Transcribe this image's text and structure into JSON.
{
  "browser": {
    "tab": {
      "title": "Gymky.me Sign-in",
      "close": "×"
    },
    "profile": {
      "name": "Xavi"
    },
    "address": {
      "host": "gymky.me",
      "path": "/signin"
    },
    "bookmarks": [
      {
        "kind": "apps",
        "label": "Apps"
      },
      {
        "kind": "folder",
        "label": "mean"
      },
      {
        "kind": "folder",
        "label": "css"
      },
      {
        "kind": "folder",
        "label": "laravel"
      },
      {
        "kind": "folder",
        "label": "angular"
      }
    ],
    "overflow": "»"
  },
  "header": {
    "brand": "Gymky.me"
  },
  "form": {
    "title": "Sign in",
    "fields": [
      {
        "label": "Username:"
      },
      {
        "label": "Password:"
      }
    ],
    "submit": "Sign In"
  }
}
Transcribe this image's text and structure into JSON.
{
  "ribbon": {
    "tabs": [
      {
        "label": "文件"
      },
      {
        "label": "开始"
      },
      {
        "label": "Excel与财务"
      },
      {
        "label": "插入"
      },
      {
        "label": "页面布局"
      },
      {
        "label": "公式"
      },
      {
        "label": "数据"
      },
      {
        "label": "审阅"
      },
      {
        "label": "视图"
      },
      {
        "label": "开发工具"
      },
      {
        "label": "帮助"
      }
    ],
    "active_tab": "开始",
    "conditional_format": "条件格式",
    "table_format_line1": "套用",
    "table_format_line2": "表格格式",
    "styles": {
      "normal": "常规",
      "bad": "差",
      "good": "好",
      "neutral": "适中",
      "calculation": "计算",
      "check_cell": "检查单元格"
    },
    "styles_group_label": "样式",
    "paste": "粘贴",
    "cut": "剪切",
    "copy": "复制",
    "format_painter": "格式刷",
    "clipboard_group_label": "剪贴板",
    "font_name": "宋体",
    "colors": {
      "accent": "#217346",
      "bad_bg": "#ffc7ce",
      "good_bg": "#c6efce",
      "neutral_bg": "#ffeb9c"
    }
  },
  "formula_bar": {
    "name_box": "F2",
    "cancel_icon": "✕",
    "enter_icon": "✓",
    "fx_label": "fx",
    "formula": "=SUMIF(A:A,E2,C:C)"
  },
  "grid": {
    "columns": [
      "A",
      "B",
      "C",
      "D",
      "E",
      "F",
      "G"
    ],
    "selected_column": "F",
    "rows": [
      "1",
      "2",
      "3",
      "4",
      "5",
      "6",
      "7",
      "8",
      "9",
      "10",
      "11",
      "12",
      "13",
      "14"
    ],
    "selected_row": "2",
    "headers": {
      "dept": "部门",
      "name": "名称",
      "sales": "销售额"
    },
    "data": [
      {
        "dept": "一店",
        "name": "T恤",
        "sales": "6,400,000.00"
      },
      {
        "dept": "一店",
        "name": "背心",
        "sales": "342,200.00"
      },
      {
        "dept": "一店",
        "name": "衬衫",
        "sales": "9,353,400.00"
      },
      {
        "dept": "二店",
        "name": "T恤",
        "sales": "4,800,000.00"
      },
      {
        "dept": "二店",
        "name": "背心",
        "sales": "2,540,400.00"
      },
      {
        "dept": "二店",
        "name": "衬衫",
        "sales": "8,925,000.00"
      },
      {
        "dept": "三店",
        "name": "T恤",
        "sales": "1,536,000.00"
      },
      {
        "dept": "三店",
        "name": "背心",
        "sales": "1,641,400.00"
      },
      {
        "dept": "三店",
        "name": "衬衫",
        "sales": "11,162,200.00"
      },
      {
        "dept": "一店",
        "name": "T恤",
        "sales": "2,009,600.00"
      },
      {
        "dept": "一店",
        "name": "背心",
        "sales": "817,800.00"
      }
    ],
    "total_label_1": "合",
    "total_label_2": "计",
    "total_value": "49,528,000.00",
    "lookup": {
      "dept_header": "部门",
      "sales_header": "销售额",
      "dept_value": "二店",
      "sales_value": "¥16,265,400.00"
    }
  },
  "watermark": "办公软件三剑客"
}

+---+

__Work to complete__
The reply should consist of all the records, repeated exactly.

__Answer space__
Transcribe this image's text and structure into JSON.
{
  "browser": {
    "tab": {
      "title": "Gymky.me Sign-in",
      "close": "×"
    },
    "profile": {
      "name": "Xavi"
    },
    "address": {
      "host": "gymky.me",
      "path": "/signin"
    },
    "bookmarks": [
      {
        "kind": "apps",
        "label": "Apps"
      },
      {
        "kind": "folder",
        "label": "mean"
      },
      {
        "kind": "folder",
        "label": "css"
      },
      {
        "kind": "folder",
        "label": "laravel"
      },
      {
        "kind": "folder",
        "label": "angular"
      }
    ],
    "overflow": "»"
  },
  "header": {
    "brand": "Gymky.me"
  },
  "form": {
    "title": "Sign in",
    "fields": [
      {
        "label": "Username:"
      },
      {
        "label": "Password:"
      }
    ],
    "submit": "Sign In"
  }
}
Transcribe this image's text and structure into JSON.
{
  "ribbon": {
    "tabs": [
      {
        "label": "文件"
      },
      {
        "label": "开始"
      },
      {
        "label": "Excel与财务"
      },
      {
        "label": "插入"
      },
      {
        "label": "页面布局"
      },
      {
        "label": "公式"
      },
      {
        "label": "数据"
      },
      {
        "label": "审阅"
      },
      {
        "label": "视图"
      },
      {
        "label": "开发工具"
      },
      {
        "label": "帮助"
      }
    ],
    "active_tab": "开始",
    "conditional_format": "条件格式",
    "table_format_line1": "套用",
    "table_format_line2": "表格格式",
    "styles": {
      "normal": "常规",
      "bad": "差",
      "good": "好",
      "neutral": "适中",
      "calculation": "计算",
      "check_cell": "检查单元格"
    },
    "styles_group_label": "样式",
    "paste": "粘贴",
    "cut": "剪切",
    "copy": "复制",
    "format_painter": "格式刷",
    "clipboard_group_label": "剪贴板",
    "font_name": "宋体",
    "colors": {
      "accent": "#217346",
      "bad_bg": "#ffc7ce",
      "good_bg": "#c6efce",
      "neutral_bg": "#ffeb9c"
    }
  },
  "formula_bar": {
    "name_box": "F2",
    "cancel_icon": "✕",
    "enter_icon": "✓",
    "fx_label": "fx",
    "formula": "=SUMIF(A:A,E2,C:C)"
  },
  "grid": {
    "columns": [
      "A",
      "B",
      "C",
      "D",
      "E",
      "F",
      "G"
    ],
    "selected_column": "F",
    "rows": [
      "1",
      "2",
      "3",
      "4",
      "5",
      "6",
      "7",
      "8",
      "9",
      "10",
      "11",
      "12",
      "13",
      "14"
    ],
    "selected_row": "2",
    "headers": {
      "dept": "部门",
      "name": "名称",
      "sales": "销售额"
    },
    "data": [
      {
        "dept": "一店",
        "name": "T恤",
        "sales": "6,400,000.00"
      },
      {
        "dept": "一店",
        "name": "背心",
        "sales": "342,200.00"
      },
      {
        "dept": "一店",
        "name": "衬衫",
        "sales": "9,353,400.00"
      },
      {
        "dept": "二店",
        "name": "T恤",
        "sales": "4,800,000.00"
      },
      {
        "dept": "二店",
        "name": "背心",
        "sales": "2,540,400.00"
      },
      {
        "dept": "二店",
        "name": "衬衫",
        "sales": "8,925,000.00"
      },
      {
        "dept": "三店",
        "name": "T恤",
        "sales": "1,536,000.00"
      },
      {
        "dept": "三店",
        "name": "背心",
        "sales": "1,641,400.00"
      },
      {
        "dept": "三店",
        "name": "衬衫",
        "sales": "11,162,200.00"
      },
      {
        "dept": "一店",
        "name": "T恤",
        "sales": "2,009,600.00"
      },
      {
        "dept": "一店",
        "name": "背心",
        "sales": "817,800.00"
      }
    ],
    "total_label_1": "合",
    "total_label_2": "计",
    "total_value": "49,528,000.00",
    "lookup": {
      "dept_header": "部门",
      "sales_header": "销售额",
      "dept_value": "二店",
      "sales_value": "¥16,265,400.00"
    }
  },
  "watermark": "办公软件三剑客"
}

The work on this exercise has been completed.